Exercise brief:
Copy the data below exactly, but not the pictures it contains.

Material shown:
■ ■ ■
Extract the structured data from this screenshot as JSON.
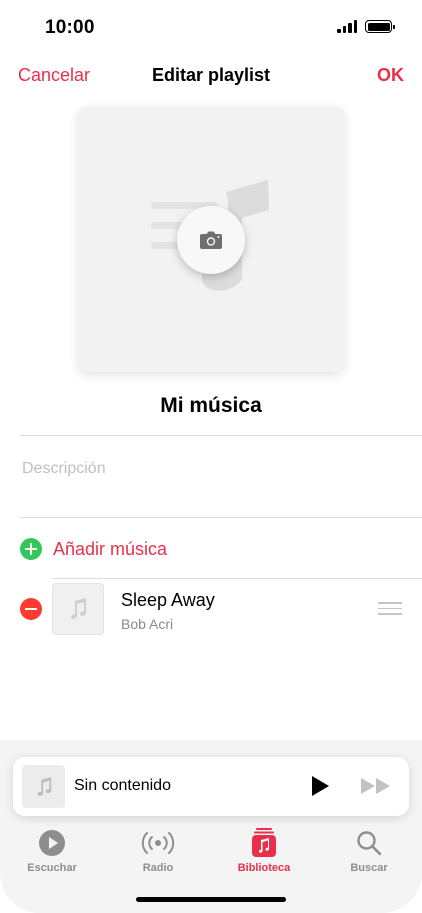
{
  "status_bar": {
    "time": "10:00"
  },
  "nav": {
    "cancel_label": "Cancelar",
    "title": "Editar playlist",
    "ok_label": "OK"
  },
  "playlist": {
    "name": "Mi música",
    "description_placeholder": "Descripción"
  },
  "add_music": {
    "label": "Añadir música"
  },
  "songs": [
    {
      "title": "Sleep Away",
      "artist": "Bob Acri"
    }
  ],
  "mini_player": {
    "title": "Sin contenido"
  },
  "tabs": [
    {
      "label": "Escuchar",
      "icon": "play-circle-icon",
      "active": false
    },
    {
      "label": "Radio",
      "icon": "radio-waves-icon",
      "active": false
    },
    {
      "label": "Biblioteca",
      "icon": "library-icon",
      "active": true
    },
    {
      "label": "Buscar",
      "icon": "search-icon",
      "active": false
    }
  ],
  "colors": {
    "accent": "#e8304a",
    "add_green": "#34c759",
    "remove_red": "#ff3b30",
    "tab_inactive": "#8e8e8e"
  }
}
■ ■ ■
Answer to this task:
Extract the structured data from this screenshot as JSON.
{
  "status_bar": {
    "time": "10:00"
  },
  "nav": {
    "cancel_label": "Cancelar",
    "title": "Editar playlist",
    "ok_label": "OK"
  },
  "playlist": {
    "name": "Mi música",
    "description_placeholder": "Descripción"
  },
  "add_music": {
    "label": "Añadir música"
  },
  "songs": [
    {
      "title": "Sleep Away",
      "artist": "Bob Acri"
    }
  ],
  "mini_player": {
    "title": "Sin contenido"
  },
  "tabs": [
    {
      "label": "Escuchar",
      "icon": "play-circle-icon",
      "active": false
    },
    {
      "label": "Radio",
      "icon": "radio-waves-icon",
      "active": false
    },
    {
      "label": "Biblioteca",
      "icon": "library-icon",
      "active": true
    },
    {
      "label": "Buscar",
      "icon": "search-icon",
      "active": false
    }
  ],
  "colors": {
    "accent": "#e8304a",
    "add_green": "#34c759",
    "remove_red": "#ff3b30",
    "tab_inactive": "#8e8e8e"
  }
}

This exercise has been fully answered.